Entries from a dataset of interfaces
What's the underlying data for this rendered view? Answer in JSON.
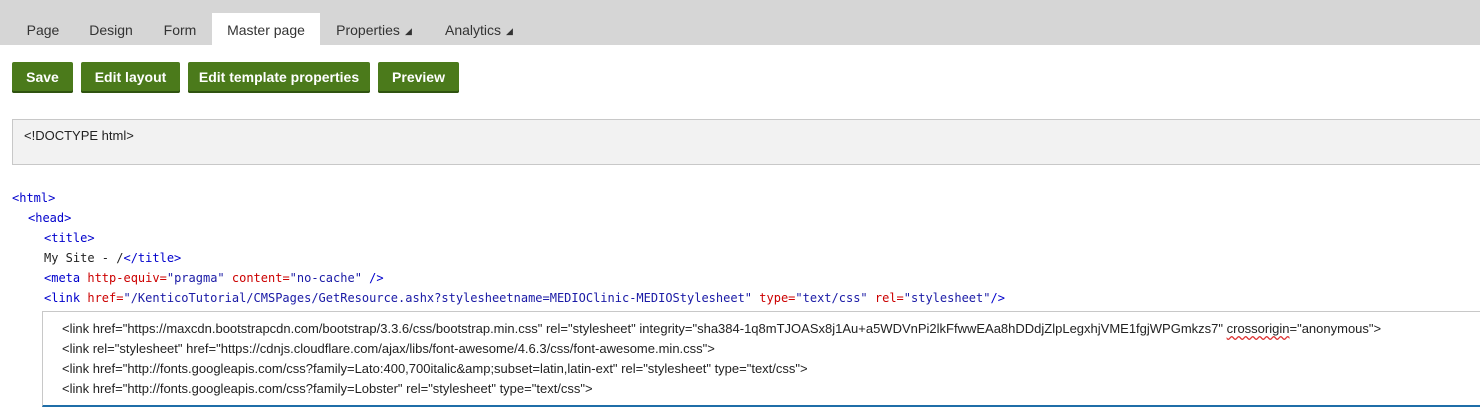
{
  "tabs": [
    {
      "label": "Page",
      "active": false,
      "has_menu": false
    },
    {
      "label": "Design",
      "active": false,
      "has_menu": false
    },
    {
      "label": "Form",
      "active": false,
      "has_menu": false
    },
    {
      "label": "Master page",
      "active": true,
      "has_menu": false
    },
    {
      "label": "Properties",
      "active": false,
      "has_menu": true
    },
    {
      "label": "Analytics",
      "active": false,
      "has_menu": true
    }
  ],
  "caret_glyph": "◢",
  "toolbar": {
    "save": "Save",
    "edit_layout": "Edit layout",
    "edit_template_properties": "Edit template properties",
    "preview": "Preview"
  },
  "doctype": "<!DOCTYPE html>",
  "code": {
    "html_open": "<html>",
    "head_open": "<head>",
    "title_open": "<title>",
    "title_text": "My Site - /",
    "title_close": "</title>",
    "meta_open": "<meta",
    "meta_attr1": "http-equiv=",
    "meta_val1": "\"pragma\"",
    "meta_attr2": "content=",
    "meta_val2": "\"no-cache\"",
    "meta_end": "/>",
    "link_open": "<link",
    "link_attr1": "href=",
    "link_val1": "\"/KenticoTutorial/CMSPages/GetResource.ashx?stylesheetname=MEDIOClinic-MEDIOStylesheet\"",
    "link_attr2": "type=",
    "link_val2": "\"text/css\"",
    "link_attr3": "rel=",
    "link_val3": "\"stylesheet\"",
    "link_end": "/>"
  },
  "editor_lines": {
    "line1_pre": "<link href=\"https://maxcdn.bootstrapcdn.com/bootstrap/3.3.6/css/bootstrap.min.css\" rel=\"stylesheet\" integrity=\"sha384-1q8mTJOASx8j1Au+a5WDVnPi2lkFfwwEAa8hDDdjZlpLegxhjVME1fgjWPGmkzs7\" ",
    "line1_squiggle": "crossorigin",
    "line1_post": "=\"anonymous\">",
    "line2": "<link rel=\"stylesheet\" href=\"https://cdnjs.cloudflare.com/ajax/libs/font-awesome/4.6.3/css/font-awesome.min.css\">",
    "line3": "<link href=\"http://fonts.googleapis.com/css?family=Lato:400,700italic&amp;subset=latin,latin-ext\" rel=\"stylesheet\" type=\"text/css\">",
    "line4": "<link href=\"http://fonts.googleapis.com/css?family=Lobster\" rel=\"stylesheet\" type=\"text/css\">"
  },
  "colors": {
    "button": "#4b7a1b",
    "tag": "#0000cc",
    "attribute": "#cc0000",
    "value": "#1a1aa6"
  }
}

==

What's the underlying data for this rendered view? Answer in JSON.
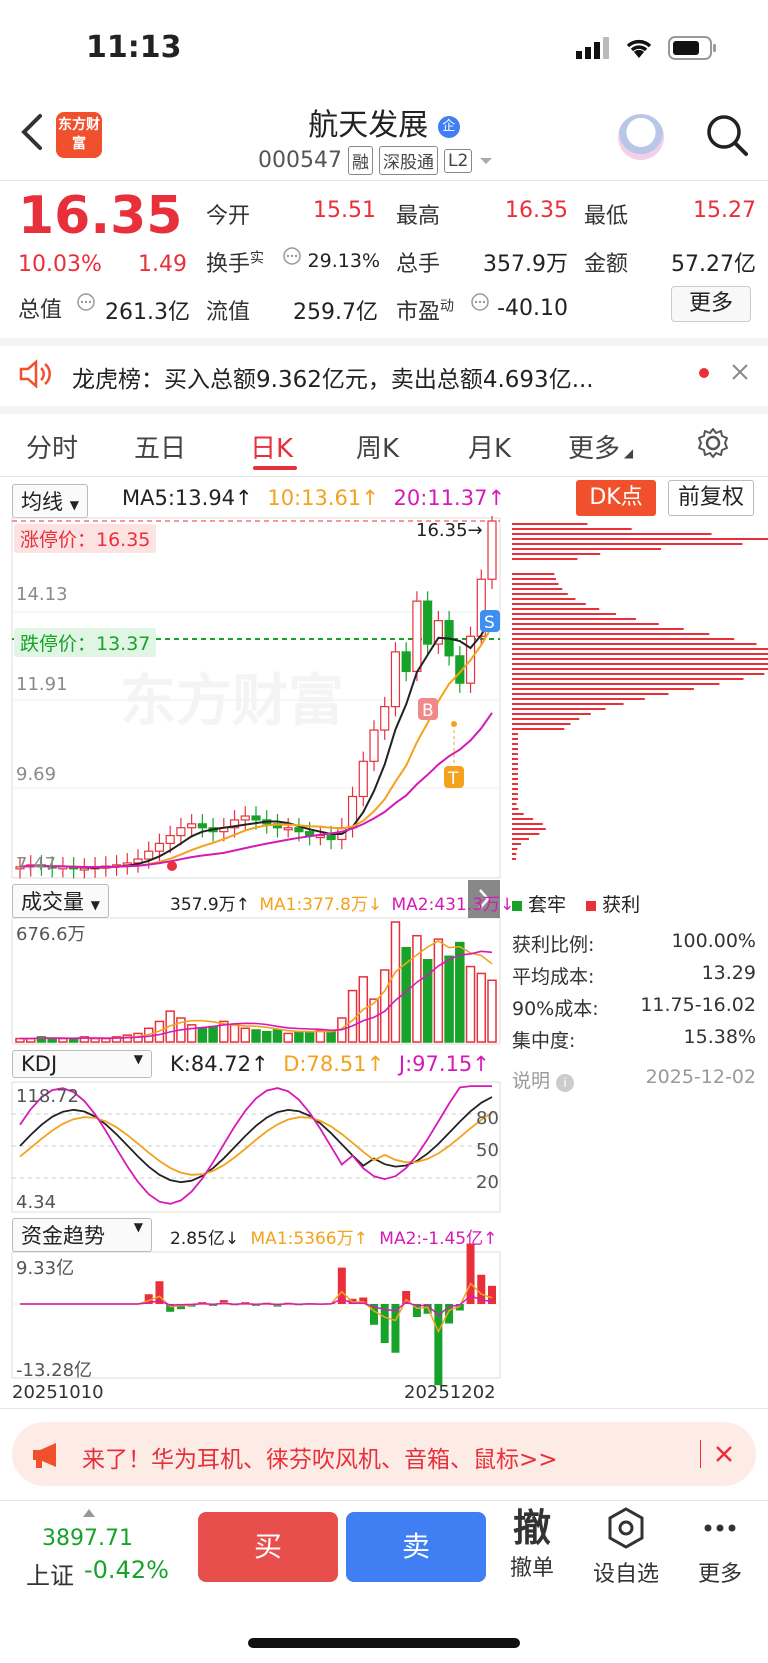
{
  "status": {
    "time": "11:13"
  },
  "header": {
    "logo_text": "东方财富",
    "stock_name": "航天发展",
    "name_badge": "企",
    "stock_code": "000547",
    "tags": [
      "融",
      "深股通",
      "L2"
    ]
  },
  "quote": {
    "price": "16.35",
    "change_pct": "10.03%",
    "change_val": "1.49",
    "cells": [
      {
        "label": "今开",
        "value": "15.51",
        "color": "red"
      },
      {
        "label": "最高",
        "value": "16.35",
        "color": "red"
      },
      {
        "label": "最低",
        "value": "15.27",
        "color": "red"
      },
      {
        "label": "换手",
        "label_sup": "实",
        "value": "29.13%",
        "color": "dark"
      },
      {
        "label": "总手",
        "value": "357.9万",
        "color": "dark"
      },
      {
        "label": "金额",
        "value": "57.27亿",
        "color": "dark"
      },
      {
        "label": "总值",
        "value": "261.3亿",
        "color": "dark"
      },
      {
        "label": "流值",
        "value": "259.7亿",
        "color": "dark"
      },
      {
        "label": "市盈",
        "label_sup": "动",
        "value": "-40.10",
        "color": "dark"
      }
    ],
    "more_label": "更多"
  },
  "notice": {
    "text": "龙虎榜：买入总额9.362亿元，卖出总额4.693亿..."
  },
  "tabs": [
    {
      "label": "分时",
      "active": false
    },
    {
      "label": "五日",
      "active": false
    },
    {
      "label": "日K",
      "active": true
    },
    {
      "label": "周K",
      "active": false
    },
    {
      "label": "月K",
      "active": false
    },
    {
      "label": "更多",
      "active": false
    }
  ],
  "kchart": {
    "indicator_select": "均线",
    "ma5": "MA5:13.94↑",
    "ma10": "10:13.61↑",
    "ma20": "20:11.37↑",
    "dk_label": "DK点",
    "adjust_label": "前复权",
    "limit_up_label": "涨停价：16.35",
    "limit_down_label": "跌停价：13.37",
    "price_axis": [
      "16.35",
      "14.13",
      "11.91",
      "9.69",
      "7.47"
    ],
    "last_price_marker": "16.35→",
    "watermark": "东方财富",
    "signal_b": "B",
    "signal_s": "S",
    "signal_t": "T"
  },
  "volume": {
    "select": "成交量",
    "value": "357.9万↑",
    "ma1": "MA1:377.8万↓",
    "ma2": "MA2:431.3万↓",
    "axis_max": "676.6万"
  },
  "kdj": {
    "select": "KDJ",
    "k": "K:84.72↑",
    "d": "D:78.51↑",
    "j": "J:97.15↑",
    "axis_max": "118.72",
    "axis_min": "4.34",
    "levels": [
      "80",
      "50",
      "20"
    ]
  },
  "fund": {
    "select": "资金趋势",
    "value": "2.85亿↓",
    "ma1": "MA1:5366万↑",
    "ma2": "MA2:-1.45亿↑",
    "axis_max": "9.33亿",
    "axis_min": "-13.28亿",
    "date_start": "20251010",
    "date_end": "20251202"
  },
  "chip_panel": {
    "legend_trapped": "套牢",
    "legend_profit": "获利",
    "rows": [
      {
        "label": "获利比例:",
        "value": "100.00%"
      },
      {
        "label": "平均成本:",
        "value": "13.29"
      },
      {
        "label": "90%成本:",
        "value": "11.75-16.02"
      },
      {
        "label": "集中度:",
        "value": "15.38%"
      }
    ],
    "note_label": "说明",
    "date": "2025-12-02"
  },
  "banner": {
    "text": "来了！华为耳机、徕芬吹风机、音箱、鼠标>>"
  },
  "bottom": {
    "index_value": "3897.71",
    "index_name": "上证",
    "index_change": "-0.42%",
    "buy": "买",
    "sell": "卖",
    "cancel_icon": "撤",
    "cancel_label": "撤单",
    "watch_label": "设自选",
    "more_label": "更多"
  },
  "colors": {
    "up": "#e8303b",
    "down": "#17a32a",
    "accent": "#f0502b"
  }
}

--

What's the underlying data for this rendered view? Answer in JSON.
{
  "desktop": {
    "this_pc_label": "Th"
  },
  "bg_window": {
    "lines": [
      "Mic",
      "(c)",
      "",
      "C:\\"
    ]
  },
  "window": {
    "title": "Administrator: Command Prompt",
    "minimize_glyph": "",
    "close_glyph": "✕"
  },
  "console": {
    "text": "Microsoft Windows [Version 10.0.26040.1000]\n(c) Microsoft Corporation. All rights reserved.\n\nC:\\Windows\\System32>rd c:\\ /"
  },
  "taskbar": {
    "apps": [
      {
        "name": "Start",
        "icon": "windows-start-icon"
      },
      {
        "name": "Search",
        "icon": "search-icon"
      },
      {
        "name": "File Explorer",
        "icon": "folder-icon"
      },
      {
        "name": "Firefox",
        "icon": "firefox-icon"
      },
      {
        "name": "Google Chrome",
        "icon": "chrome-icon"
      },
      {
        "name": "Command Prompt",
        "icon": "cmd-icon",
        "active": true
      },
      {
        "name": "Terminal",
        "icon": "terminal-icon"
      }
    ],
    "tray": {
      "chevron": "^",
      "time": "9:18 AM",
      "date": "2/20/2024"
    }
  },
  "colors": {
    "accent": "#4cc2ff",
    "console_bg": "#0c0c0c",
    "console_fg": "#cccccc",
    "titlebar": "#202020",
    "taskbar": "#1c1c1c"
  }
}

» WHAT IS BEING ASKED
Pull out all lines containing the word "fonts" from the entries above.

» EXERCISE SOLUTION
    "line3": "<link href=\"http://fonts.googleapis.com/css?family=Lato:400,700italic&amp;subset=latin,latin-ext\" rel=\"stylesheet\" type=\"text/css\">",
    "line4": "<link href=\"http://fonts.googleapis.com/css?family=Lobster\" rel=\"stylesheet\" type=\"text/css\">"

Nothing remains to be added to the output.